(Dataset entries)
_____
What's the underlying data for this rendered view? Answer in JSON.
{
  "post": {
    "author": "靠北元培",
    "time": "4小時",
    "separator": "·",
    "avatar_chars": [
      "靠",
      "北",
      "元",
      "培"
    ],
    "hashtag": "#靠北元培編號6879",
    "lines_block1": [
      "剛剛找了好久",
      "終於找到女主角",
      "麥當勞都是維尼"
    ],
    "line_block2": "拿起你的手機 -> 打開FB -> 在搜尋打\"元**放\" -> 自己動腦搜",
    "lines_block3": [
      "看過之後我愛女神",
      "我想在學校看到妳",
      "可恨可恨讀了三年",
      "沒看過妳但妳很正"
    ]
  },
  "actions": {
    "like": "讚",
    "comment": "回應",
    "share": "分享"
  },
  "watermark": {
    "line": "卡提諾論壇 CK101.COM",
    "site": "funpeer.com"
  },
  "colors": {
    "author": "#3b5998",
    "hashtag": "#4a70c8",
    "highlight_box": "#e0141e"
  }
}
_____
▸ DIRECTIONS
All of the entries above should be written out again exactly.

▸ OUTPUT BELOW
What's the underlying data for this rendered view? Answer in JSON.
{
  "post": {
    "author": "靠北元培",
    "time": "4小時",
    "separator": "·",
    "avatar_chars": [
      "靠",
      "北",
      "元",
      "培"
    ],
    "hashtag": "#靠北元培編號6879",
    "lines_block1": [
      "剛剛找了好久",
      "終於找到女主角",
      "麥當勞都是維尼"
    ],
    "line_block2": "拿起你的手機 -> 打開FB -> 在搜尋打\"元**放\" -> 自己動腦搜",
    "lines_block3": [
      "看過之後我愛女神",
      "我想在學校看到妳",
      "可恨可恨讀了三年",
      "沒看過妳但妳很正"
    ]
  },
  "actions": {
    "like": "讚",
    "comment": "回應",
    "share": "分享"
  },
  "watermark": {
    "line": "卡提諾論壇 CK101.COM",
    "site": "funpeer.com"
  },
  "colors": {
    "author": "#3b5998",
    "hashtag": "#4a70c8",
    "highlight_box": "#e0141e"
  }
}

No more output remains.